The California State Bar has confiscated client files belonging to a man with a 25-year history of posing as an attorney, reportedly nearly bringing in thousands of dollars in legal fees from Los Angeles-area victims. Dozens of nicknames have been used.
The man, who identifies himself in court records as 54-year-old Efferin Zembliste Dean of Balboa Lake, was arrested earlier this month for practicing law without a license.
The State Bar said in a statement late last week that Dean is fluent in Spanish and has a history at the Los Angeles County Courthouse targeting Spanish-speaking individuals seeking legal help and then appearing in court on their behalf. It was after his appearance in Los Angeles County Superior Court that a judge reported the alleged fraud to the Office of the State Bar’s Chief Trial Counsel in late August.
“The unauthorized practice of law presents a serious threat to some of the most vulnerable members of our communities,” said chief trial attorney George Cardona. “This is also a crime. The Office of the Chief Trial Counsel is committed to working with our law enforcement partners to combat this threat.”

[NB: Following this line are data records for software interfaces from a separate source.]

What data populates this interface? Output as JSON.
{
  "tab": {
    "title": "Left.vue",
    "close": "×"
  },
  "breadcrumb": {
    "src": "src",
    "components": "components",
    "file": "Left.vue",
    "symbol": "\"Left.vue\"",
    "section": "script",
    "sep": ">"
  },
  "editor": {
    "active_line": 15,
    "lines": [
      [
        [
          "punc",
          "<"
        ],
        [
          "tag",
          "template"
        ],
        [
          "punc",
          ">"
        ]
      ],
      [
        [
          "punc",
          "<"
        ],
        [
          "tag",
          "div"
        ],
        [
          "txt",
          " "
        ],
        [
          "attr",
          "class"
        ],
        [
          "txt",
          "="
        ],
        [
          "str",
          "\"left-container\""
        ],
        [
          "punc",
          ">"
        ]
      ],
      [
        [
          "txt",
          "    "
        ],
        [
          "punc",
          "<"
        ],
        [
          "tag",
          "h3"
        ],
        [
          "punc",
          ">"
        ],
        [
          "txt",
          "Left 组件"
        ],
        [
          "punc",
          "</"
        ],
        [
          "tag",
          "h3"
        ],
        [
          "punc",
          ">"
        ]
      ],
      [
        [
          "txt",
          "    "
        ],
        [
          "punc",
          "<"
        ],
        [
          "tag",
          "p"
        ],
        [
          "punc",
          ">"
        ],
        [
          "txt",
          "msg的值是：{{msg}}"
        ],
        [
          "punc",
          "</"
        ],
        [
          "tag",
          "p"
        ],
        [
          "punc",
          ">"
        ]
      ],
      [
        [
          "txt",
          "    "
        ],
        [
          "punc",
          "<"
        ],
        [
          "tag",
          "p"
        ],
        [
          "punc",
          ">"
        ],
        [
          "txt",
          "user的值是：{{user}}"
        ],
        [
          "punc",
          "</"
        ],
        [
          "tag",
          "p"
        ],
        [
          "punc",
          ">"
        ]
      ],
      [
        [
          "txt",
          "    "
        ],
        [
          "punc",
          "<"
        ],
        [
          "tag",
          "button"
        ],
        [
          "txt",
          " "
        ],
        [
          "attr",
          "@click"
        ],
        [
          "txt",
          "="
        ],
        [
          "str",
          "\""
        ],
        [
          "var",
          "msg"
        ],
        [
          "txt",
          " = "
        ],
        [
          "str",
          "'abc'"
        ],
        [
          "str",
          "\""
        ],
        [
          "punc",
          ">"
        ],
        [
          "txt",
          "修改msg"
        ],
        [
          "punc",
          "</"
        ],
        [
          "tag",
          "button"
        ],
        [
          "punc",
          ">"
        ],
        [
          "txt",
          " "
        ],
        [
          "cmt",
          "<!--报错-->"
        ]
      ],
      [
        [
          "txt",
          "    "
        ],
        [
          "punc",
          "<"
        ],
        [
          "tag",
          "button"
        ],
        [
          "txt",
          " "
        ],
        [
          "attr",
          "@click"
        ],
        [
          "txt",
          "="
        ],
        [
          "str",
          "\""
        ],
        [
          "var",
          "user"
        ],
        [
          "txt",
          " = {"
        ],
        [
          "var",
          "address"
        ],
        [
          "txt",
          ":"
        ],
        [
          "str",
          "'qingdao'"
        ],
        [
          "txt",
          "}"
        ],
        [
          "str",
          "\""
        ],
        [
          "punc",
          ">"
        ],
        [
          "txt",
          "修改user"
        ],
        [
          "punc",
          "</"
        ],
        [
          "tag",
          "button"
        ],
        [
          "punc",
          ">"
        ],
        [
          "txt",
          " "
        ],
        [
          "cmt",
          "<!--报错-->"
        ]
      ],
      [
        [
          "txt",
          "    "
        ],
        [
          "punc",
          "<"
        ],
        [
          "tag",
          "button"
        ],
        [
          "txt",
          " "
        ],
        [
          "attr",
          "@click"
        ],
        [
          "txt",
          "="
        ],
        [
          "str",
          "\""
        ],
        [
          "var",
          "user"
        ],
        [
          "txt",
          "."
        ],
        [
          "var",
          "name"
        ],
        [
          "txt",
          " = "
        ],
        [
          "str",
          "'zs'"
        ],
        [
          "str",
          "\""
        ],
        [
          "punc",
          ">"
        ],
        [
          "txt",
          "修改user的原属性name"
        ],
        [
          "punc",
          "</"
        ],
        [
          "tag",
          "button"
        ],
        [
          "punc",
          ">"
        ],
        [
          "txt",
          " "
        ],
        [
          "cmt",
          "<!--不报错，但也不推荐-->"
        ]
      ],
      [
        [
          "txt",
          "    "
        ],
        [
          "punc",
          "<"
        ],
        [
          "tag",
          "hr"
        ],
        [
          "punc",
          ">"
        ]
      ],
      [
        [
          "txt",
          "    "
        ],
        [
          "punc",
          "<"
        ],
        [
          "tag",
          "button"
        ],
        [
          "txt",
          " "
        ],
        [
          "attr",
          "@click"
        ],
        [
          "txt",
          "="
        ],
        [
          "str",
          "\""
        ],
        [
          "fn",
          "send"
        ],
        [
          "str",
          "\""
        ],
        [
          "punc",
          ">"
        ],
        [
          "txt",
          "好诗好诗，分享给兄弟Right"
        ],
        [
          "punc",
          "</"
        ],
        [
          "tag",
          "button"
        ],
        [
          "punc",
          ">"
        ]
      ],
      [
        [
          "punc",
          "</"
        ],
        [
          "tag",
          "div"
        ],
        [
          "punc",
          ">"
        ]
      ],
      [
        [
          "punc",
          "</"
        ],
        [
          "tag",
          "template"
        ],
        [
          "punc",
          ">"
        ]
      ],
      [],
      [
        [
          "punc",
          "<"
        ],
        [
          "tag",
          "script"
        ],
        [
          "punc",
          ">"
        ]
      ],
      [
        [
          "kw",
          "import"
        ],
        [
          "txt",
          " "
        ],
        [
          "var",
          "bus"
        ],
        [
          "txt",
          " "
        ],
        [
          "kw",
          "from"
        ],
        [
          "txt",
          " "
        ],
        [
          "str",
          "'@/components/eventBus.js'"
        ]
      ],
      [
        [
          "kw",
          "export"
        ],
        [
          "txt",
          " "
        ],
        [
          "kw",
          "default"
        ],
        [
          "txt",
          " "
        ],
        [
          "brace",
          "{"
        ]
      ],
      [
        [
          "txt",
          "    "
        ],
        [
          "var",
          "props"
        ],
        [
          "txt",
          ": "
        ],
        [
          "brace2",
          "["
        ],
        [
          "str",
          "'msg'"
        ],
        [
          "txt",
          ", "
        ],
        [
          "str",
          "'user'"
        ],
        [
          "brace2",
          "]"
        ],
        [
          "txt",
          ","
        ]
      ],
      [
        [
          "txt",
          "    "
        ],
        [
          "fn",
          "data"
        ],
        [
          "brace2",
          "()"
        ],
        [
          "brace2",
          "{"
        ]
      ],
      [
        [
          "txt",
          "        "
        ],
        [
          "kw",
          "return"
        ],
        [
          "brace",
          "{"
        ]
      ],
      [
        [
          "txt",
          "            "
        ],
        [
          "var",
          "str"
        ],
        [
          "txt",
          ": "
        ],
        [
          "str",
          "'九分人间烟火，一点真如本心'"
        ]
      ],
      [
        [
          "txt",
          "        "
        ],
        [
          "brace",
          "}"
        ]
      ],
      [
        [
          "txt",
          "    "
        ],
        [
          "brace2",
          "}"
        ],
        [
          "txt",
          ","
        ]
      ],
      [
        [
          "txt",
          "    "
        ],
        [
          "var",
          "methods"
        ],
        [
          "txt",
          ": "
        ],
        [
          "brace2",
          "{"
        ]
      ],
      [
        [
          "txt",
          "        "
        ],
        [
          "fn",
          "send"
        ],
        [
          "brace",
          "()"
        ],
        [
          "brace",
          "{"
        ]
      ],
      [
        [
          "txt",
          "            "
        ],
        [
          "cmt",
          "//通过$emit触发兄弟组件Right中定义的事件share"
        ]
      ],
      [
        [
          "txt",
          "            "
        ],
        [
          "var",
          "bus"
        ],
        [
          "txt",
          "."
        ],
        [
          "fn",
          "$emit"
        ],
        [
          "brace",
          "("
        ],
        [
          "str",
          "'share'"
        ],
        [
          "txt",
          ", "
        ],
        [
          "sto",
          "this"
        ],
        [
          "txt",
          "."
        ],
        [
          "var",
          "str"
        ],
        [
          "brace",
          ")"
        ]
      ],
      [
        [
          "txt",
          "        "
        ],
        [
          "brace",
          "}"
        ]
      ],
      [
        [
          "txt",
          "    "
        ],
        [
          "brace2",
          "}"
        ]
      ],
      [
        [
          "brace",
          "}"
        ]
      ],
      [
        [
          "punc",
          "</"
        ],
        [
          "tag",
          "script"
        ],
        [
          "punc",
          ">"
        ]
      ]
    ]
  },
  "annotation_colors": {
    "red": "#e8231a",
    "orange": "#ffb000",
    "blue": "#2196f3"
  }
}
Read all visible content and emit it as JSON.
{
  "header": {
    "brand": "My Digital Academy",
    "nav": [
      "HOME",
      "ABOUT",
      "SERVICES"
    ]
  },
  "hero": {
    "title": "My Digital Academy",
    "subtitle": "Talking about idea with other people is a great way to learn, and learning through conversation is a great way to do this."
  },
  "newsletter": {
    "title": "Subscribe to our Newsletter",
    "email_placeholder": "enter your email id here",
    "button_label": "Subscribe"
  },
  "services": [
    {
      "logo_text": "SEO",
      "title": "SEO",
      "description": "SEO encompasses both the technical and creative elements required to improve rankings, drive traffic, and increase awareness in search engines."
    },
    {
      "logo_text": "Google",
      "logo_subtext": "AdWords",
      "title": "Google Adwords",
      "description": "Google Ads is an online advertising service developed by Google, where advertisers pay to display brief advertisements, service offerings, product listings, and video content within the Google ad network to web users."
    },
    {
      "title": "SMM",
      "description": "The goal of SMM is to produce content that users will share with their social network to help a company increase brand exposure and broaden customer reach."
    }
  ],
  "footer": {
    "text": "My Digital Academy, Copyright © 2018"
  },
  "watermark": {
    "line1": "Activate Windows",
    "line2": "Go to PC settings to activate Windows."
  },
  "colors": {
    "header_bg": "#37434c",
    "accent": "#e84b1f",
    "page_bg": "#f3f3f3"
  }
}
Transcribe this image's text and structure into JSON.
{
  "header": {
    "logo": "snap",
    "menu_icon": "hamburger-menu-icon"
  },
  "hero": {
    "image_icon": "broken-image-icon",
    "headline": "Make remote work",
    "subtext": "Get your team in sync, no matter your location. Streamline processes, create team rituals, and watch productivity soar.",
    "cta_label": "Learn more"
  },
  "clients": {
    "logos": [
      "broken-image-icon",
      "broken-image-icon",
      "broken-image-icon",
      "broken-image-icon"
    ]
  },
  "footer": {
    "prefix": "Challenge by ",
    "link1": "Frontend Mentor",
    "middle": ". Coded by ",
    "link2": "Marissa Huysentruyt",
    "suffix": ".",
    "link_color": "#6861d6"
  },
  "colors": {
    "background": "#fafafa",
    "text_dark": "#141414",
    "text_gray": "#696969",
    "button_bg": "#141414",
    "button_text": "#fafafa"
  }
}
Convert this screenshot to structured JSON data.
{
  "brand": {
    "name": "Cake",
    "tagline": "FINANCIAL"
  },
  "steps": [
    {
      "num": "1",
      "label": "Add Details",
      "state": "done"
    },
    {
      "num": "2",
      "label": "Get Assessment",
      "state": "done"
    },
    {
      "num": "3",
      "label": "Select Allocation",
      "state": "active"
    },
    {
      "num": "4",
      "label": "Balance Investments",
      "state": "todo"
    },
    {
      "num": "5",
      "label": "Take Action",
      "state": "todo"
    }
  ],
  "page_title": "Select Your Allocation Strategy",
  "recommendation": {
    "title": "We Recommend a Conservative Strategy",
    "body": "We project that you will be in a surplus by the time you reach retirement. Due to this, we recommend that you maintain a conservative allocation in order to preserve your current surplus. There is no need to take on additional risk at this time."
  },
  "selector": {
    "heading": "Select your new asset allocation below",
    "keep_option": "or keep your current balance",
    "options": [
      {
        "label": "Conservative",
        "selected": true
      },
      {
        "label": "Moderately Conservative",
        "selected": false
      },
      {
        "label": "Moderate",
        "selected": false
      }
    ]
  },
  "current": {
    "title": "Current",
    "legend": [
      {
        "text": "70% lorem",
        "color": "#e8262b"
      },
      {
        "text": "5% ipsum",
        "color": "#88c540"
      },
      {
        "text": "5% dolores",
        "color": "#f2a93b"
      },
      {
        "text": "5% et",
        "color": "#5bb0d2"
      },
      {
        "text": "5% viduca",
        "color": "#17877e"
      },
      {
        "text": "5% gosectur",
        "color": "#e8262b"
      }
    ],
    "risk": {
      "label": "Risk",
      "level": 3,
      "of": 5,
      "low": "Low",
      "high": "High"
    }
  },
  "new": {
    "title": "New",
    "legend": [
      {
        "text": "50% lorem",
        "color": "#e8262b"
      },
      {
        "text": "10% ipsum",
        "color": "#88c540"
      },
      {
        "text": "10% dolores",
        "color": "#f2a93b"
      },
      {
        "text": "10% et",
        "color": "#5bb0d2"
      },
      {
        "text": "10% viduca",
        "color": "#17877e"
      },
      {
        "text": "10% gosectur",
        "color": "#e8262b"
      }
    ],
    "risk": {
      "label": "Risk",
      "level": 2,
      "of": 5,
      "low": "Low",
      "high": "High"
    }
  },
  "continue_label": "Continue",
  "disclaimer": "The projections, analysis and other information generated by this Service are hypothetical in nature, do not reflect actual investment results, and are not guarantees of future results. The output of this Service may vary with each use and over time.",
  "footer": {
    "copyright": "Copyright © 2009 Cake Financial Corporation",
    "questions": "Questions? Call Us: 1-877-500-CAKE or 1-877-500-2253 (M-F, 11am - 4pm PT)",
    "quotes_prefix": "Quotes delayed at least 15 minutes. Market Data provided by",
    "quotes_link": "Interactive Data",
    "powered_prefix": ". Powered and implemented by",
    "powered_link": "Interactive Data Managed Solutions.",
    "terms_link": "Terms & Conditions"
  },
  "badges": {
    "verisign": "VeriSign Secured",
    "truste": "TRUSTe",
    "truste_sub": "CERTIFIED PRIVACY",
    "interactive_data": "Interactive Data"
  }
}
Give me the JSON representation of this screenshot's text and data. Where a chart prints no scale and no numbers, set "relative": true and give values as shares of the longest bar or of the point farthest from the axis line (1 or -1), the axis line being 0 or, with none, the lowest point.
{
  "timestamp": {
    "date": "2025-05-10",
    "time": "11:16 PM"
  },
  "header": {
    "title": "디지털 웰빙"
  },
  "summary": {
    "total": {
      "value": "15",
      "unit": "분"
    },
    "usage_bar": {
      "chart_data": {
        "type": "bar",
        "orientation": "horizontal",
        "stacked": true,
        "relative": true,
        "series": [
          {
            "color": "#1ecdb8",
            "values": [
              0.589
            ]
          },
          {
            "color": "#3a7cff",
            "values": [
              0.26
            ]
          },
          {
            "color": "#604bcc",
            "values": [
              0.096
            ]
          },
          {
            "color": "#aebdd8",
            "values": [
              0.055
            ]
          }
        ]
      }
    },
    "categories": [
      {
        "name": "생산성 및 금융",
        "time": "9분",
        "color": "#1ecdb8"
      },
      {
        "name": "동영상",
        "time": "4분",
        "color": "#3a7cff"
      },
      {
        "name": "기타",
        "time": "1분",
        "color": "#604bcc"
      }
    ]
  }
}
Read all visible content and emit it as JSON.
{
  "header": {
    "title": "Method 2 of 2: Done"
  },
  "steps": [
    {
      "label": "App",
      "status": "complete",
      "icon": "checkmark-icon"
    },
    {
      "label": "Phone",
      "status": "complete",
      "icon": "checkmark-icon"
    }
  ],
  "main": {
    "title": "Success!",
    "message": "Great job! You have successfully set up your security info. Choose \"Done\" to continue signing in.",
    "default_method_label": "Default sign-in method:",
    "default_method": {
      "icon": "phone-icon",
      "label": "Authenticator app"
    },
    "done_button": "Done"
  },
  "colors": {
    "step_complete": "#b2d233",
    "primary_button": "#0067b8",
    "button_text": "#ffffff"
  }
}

The Los Angeles County District Attorney’s Office charged Dean earlier this month with three counts of grand theft and practicing law without a member of the state bar. He remains in the Los Angeles County Jail on $176,000 bail.
From January 2019 to September 2021, Dean allegedly claimed to own Dean & Associates’ law offices in Canoga Park.
In addition to appearing in court, the dean reportedly also filed court documents and provided business cards to court staff and victims to strengthen his position as an advocate to receive legal fees.
“It is illegal in California to practice law without a license, which is unfair to the unsuspecting client and could cause irreparable harm to the client,” District Attorney George Gascon said in a statement.
Dean’s criminal history dates back to 1996 and includes at least two identity theft sentences for impersonating lawyers. He has also been convicted of two counts of preparation of false documentary evidence and one count of perjury by declaration, all offences.
The Court, detailing the 1997 sentence, said that when he was arrested, he was incarcerated as Kenneth Aslan, a name he stole from a Ventura County attorney.
In a 2007 news story, the real Kenneth Aslan said that he met Dean in the early 1990s and exchanged business cards with him. According to Aslan, Dean used his bar number to register cases over the next decade, leading Aslan to receive calls about cases he had never heard of.
Aslan said Dean introduced himself as Aslan to potential clients he met at the courthouse. After his arrest in 2003, the dean allegedly gave the bailiffs the name of Aslan, after which police had to come to Aslan’s home in the middle of the night.
“I thought I was being robbed, but the police were actually looking for him,” Aslan said.
After Dean’s arrest in 1996, police found papers bearing Aslan’s name in Dean’s briefcase and thought he may have killed Aslan.
Aslan said, “The police came to the house and started asking my children whether they had seen me that day or not.”
A Los Angeles County Superior Court judge last week issued an interim order allowing the state bar to seize Dean’s client files and records of former clients from its offices in the San Fernando Valley. Customers or former customers may contact State Bar’s bilingual phone number 213-765-1766 for return of their files.